The Eastern Conference players included Paul George of the Indiana Pacers, Kyrie Irving of the Cleveland Cavaliers, and Steve Novak of the New York Knicks. In a surprising display of skill, Kyrie Irving was the victor over his more lauded opponents, earning himself a chance to match up against Matt Bonner in the final round.

As a second-year guard and still up-and-coming superstar, most people did not expect Irving to make it out of the first round. He shocked fans and silenced critics by going one step further and winning the 2013 Foot Locker Three-Point Contest. Unlike many young players, Irving was very mature and humble about his victory. In an article by Scott Howard-Cooper for NBA.com, Irving said, I feel like I was a dark horse in this competition. I just wanted to go out and prove a point that I was one of the premier shooters out here with all these guys. Steve Novak and Matt Bonner, I never thought I’d beat those guys.”

While the Three-Point Contest is a great way for some of the top shooters to display their skills, the Dunk Contest has devolved in recent years to whoever feels like they can dunk in a sort of cool fashion and maybe hopefully win. Needless to say, it is a far cry from the age of superstars like Michael Jordan going up against Magic Johnson.

The rules for the Dunk Contest are that each of the six players (three from the West and three from the East) has 90 seconds to accomplish their dunk, with no penalties for missing, so long as the dunk is completed within the allotted time. There are two rounds where each player gets two dunks, with a possible 50 points per dunk. The two players with the highest combined totals from the first round advance in a head to head match up in the final round, where each player gets another two dunks on the same scoring scale.

The players from the Western Conference included Eric Bledsoe of the Los Angeles Clippers, Jeremy Evans of the Utah Jazz, and Kenneth Faried of the Denver Nuggets. Jeremy Evans, last year’s champion, beat out his opponents with a dunk over Mark Eaton and a 360 dunk with two balls.

The players from the Eastern Conference included Gerald Green of the Indiana Pacers, Terrence Ross of the Toronto Raptors, and James White of the New York Knicks. Rookie Terrence Ross emerged victorious with a 360 dunk behind the back and a 180 dunk while catching the ball in mid-air.

Ross went first in the final round, completing a Vince Carter tribute, 360 dunk off the side of the backboard and dunk over a ball boy and then going behind his legs for a total of 99 points. Evans followed up with a dunk of a huge canvas and a one-handed dunk after catching the ball in mid-air for a total of 90 points. Fan voting confirmed the judges’ scores, with Ross receiving 58 percent of the votes, crowning him champion the 2013 Sprite Dunk Contest.

The East vs. West All-Star Game was the highlight of the NBA All-Star Weekend. 24 of the NBA’s best duke it out on the court to prove which conference is dominant. This year, and for the fourth year in a row, the West came out on top, defeating the East 143-138. Although the game was close, the West controlled the game, maintaining a lead throughout almost the entire game.

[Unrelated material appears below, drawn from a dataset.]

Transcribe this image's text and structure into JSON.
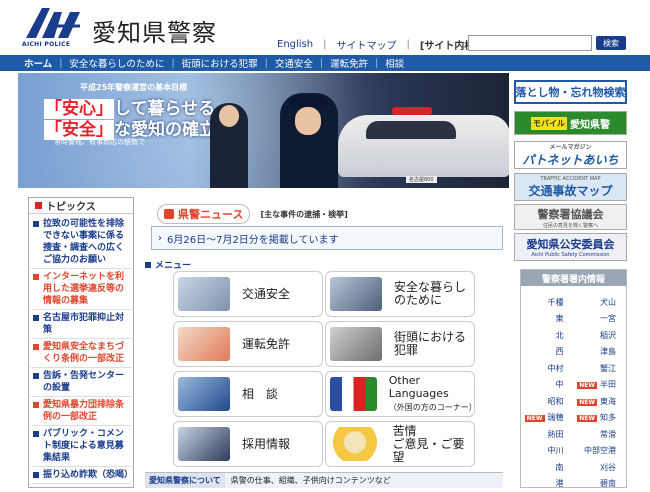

Although the East lost the game, the Chicago Bulls representation played well. Small forward Luol Deng played for 17 minutes and put up 10 points, 1 assist, and 2 rebounds. Center Joakim Noah played for 16 minutes and put up 8 points, 3 assists, and 10 rebounds. Coming off the bench as reserves, these are impressive numbers for the Bulls All-Stars.

A big story coming out of this year’s battle was Kevin Durant of the Oklahoma City Thunder. Durant became the first player in history to score more than 30 points in three consecutive All-Star games. But the biggest story was Chris Paul of the Los Angeles Clippers. Paul put up 20 points and 15 assists in his magnificent performance, particularly when he made Chris Bosh of the Miami Heat look like a fool when he made a spectacular pass through Bosh’s legs for one of his many assists. For his efforts, Paul was named the Kia NBA All-Star MVP.

Print Friendly, PDF & Email
Leave a Comment

Comments are subject to review for slurs and offensive language. Comments will not be edited except to modify profanity.

If you want a picture to show with your comment, go get a gravatar.




Northeastern Illinois University's student-run newspaper
NBA All-Star Break